Iraq sanctions

They [the Iraqis] have not yet fulfilled those agreements [on accounting for all weapons of mass destruction] and my judgment is that sanctions in some form must be kept in place until they do so.


We're not doing this to hurt the Iraqi people

We will work with our allies to re-energise the sanctions regime.

And I will make the case in every opportunity I get that we're not doing this to hurt the Iraqi people, we're doing this to protect the peoples of the region, the children of the region, who would be the targets of these weapons of mass destruction if we didn't contain them and get rid of them.

Saddam Hussein is sitting on a failed regime that is not going to be around in a few years' time.

The world is going to leave him behind, and that regime behind, as the world marches to new drummers, drummers of democracy and the free enterprise system.

And I don't know what it will take to bring him to his senses, but we are in the strong position, he is in the weak position.

Balkans troops review

Our plan is to undertake a review right after the president is inaugurated, and take a look not only at our deployments in Bosnia, but in Bosnia and Kosovo and many other places around the world, and make sure those deployments are proper.

Our armed forces are stretched rather thin, and there is a limit to how many of these deployments we can sustain.


We're not cutting and running

So, we're going to take a look at that. We're going to talk to our allies. We're going to consult.

We're going to make on-the-ground assessments of what we're doing now, what's needed now, but also, what is really going to be needed in the future, and see if we can find ways that it is less of a burden on our armed forces, not as a way of running out, but as a way of substituting others, or substituting other kinds of organisations and units and perhaps police organisations to handle the remaining missions.

So, we're not cutting and running. We're going to make a careful assessment of it in consultation with our allies, and then make some judgments after that assessment is completed.

Missile defence system

I think a national missile defence is an essential part of our overall strategic force posture, which consists of offensive weapons, command and control systems, intelligence systems and a national missile defence.

And I still hearken back to the original purpose of such a defence, and that is to start diminishing the value of offensive weapons.


These will be tough negotiations [with our allies]

So, we're going to go forward. We have to spend time discussing it with our allies, discussing it with other nations in the world that possess strategic offensive weapons and don't yet understand our thinking with respect to national missile defence.

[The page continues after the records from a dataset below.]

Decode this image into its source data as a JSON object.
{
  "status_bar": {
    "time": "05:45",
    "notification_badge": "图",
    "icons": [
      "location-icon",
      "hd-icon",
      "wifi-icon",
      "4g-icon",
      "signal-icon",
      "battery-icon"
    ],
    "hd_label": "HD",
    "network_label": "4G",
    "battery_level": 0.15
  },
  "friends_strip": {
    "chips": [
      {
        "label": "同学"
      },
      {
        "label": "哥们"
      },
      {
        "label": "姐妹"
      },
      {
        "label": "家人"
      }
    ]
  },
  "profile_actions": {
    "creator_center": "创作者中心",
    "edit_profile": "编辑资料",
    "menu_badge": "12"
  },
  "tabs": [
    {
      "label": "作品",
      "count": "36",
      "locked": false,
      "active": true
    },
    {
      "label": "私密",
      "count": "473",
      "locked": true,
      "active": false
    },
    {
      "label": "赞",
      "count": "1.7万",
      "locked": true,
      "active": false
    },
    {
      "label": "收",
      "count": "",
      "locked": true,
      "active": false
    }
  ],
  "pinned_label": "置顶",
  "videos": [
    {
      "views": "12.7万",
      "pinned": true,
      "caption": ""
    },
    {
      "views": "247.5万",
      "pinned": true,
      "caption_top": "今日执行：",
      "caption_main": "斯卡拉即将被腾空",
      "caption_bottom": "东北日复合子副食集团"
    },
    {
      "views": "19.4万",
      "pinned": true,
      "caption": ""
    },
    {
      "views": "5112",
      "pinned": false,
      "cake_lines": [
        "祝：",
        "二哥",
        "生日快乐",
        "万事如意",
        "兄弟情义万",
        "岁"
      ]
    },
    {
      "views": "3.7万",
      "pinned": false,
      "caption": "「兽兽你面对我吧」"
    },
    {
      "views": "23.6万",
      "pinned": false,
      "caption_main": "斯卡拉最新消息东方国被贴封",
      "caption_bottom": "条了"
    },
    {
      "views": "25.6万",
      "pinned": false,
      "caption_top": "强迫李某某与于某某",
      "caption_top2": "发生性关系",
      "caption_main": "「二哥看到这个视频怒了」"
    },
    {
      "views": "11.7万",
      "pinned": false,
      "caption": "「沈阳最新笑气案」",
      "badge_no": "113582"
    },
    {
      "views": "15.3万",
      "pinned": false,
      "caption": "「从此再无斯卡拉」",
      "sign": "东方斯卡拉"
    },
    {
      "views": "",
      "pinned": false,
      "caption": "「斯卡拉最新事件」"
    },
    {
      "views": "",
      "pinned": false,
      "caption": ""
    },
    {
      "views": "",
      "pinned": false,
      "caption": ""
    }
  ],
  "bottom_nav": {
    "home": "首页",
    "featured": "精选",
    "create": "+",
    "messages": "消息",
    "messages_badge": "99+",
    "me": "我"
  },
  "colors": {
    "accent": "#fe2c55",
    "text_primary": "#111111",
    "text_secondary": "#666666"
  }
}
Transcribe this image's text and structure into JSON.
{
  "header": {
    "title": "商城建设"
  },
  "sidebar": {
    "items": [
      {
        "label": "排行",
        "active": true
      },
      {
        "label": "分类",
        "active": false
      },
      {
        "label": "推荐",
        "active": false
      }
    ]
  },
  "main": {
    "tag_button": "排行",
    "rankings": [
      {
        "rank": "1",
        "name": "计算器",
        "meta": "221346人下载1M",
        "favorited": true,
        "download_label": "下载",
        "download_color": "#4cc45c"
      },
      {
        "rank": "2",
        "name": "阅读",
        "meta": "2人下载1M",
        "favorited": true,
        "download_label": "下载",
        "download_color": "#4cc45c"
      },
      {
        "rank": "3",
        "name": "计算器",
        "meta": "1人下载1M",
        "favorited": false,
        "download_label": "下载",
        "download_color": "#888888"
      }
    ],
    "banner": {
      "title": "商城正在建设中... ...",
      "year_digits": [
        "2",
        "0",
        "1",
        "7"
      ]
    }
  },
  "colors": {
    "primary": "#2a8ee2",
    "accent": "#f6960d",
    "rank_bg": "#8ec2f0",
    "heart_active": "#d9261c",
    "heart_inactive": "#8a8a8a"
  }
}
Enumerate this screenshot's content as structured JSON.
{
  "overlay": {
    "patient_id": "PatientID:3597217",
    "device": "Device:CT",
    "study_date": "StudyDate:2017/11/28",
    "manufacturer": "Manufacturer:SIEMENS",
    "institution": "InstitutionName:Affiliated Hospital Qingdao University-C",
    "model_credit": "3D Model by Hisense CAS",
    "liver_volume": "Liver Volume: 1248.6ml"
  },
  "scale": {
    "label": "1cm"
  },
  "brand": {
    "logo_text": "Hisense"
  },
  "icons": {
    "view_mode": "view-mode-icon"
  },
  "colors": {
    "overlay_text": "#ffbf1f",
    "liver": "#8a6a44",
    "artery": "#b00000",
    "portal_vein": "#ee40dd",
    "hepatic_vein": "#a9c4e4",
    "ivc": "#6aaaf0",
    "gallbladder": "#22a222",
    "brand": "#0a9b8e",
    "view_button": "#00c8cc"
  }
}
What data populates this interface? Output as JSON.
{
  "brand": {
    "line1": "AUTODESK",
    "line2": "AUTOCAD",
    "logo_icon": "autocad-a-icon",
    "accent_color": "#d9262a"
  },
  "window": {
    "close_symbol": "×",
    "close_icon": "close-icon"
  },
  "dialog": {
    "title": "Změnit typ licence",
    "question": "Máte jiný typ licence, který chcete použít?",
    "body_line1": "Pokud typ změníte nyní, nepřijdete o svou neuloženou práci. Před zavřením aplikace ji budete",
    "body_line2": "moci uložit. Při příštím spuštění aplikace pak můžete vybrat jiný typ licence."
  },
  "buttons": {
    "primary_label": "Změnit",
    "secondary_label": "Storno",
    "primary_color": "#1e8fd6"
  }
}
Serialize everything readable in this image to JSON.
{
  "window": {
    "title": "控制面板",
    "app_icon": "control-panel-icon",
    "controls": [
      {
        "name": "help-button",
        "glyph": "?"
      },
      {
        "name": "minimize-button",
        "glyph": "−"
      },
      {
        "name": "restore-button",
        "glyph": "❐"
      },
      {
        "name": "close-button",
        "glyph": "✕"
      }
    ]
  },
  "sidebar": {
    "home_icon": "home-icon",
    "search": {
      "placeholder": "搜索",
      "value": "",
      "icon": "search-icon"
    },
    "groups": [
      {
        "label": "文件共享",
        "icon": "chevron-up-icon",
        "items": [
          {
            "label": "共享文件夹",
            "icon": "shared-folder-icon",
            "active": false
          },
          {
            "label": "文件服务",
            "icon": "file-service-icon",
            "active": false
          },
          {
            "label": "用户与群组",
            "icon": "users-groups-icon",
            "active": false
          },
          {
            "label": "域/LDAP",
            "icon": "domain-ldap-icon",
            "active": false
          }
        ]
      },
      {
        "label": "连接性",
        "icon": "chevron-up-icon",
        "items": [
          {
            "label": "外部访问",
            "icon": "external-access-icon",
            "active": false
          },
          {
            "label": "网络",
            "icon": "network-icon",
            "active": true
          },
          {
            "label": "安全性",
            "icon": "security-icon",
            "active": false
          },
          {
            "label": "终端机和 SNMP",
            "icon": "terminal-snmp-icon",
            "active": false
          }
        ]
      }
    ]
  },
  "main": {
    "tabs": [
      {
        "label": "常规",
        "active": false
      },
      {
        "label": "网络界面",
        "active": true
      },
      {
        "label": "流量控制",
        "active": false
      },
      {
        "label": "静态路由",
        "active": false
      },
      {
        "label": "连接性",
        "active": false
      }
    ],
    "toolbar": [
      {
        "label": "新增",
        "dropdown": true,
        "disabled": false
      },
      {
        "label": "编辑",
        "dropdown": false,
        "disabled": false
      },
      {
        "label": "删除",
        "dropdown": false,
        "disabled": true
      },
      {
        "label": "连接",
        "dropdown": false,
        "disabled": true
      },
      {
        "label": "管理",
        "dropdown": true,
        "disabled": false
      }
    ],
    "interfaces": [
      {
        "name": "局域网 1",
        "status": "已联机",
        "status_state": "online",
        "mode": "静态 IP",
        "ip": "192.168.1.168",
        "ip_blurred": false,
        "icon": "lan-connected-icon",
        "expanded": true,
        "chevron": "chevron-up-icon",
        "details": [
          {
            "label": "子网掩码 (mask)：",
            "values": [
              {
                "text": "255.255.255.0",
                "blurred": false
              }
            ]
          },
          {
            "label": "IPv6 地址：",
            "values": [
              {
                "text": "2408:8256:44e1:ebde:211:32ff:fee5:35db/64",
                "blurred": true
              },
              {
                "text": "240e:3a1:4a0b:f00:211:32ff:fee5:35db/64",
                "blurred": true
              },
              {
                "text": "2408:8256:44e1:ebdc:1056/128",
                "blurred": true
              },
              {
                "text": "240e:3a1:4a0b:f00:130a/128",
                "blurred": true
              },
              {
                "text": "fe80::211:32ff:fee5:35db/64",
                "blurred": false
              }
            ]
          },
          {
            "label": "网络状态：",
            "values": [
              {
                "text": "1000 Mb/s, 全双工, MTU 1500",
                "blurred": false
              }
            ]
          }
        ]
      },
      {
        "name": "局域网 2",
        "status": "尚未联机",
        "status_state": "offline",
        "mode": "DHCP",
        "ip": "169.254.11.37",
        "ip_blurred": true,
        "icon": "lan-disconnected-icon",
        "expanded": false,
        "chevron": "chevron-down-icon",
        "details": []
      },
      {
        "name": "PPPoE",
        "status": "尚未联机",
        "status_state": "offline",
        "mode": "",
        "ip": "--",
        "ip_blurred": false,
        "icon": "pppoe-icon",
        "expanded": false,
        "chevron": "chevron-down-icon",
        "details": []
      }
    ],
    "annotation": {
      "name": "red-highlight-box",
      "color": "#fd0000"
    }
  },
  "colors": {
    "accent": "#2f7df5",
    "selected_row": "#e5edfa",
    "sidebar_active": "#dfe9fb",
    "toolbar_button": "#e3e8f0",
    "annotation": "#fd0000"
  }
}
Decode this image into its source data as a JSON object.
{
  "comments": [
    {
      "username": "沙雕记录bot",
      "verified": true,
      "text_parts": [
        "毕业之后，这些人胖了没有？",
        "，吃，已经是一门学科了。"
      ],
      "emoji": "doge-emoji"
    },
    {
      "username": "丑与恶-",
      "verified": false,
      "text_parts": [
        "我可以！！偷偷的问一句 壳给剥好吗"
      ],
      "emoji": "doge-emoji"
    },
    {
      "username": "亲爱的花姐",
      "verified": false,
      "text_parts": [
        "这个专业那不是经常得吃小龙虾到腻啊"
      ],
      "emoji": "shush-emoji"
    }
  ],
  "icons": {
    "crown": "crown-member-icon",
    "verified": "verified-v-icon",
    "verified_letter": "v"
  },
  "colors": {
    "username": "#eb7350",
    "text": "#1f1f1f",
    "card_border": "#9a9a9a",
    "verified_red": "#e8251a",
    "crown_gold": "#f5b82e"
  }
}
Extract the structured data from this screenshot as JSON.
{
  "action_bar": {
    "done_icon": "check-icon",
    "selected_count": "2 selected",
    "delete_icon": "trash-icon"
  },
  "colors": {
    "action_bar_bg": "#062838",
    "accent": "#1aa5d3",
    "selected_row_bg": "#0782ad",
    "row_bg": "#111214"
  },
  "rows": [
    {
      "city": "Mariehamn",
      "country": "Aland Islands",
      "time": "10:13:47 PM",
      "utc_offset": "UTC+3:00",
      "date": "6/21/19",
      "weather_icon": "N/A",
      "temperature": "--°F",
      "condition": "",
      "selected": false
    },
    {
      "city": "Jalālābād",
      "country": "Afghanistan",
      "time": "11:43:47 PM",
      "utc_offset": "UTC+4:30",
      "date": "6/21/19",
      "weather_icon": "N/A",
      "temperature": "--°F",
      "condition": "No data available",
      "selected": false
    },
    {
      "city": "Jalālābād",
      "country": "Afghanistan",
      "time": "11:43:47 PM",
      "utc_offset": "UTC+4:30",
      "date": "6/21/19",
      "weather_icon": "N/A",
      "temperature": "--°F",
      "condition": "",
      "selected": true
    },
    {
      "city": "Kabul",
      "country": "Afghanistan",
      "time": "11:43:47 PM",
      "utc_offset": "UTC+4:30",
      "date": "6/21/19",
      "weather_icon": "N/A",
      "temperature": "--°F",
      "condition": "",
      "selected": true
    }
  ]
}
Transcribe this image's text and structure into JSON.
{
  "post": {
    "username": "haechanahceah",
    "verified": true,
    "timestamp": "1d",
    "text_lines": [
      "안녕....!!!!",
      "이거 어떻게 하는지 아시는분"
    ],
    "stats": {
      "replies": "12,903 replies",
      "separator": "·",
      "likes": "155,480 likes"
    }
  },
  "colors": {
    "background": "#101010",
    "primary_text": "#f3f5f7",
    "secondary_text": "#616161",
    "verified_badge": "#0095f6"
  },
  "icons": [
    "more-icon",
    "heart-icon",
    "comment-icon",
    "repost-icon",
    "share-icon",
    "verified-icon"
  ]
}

These will be tough negotiations; I don't expect them to be easy.

But they will have to come to the understanding that we feel this is in the best interests of the American people, and not only the American people, the people of the world, to finally start to move in the direction where we can take away the currency associated with strategic offensive weapons, and the blackmail that is inherent in some regime having that kind of weapon and thinking they can hold us hostage.

Search BBC News Online

Advanced search options
Launch console
BBC RADIO NEWS
BBC ONE TV NEWS
WORLD NEWS SUMMARY
PROGRAMMES GUIDE

Inauguration:

Bush presidency:

PICTURE GALLERIES

Texts and transcripts:

AUDIO VIDEO

TALKING POINT
See also:

16 Dec 00 | Americas
Colin Powell: Bush's trump card
16 Dec 00 | Americas
In pictures: Gore parties on
16 Dec 00 | Americas
Pressure mounts for electoral reform
Internet links:


The BBC is not responsible for the content of external internet sites

Links to more Americas stories are at the foot of the page.


E-mail this story to a friend

Links to more Americas stories